This chapter describes a cognitive model of the autobiographical memory (AM) system andconsiders the process of autobiographical remembering. This model, whichproposes that memories are transitory mental constructions compiled fromdifferent types of autobiographical knowledge, is then applied to the notion ofmemory recovery. The chapter also discusses conscious states associated withthe construction of true and false memories, and it is proposedthat states of conscious awareness characteristic of the two types of memoryconstruction might provide important clues to memory accuracy.
A patient with selective bilateral damage to the amygdala did not acquire conditioned autonomic responses to visual or auditory stimuli but did acquire the declarative facts about which visual or auditory stimuli were paired with the unconditioned stimulus. By contrast, a patient with selective bilateral damage to the hippocampus failed to acquire the facts but did acquire the conditioning. Finally, a patient with bilateral damage to both amygdala and hippocampal formation acquired neither the conditioning nor the facts. These findings demonstrate a double dissociation of conditioning and declarative knowledge relative to the human amygdala and hippocampus.

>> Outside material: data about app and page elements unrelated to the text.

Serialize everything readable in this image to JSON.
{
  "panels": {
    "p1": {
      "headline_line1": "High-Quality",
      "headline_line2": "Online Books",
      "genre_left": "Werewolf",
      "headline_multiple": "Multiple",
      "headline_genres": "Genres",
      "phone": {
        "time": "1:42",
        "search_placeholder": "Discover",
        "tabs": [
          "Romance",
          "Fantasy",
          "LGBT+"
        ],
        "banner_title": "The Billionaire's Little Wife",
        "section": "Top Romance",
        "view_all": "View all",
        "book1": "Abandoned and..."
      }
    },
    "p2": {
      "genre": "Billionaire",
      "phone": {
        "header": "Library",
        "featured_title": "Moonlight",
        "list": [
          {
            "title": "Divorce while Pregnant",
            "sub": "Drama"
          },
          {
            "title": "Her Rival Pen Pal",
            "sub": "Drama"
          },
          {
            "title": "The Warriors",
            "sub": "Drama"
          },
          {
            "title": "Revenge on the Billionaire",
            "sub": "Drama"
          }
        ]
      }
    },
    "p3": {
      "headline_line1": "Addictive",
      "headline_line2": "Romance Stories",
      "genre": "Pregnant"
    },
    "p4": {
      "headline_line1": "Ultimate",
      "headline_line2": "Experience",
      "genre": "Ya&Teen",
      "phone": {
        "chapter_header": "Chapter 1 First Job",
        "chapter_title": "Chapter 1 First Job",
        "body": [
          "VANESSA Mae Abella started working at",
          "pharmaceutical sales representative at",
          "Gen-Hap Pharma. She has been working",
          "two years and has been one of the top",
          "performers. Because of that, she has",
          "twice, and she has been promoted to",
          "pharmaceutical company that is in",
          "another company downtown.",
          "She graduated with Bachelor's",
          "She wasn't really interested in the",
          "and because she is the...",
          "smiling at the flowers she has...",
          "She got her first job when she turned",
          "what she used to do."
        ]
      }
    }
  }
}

This chapter explores a question critical to the remainder of the chapters in the title: ‘what are memories?’ It discusses recovered memories and false memories, outlines the recovered memory debate and research into the area, before summarizing the content of the remaining chapters.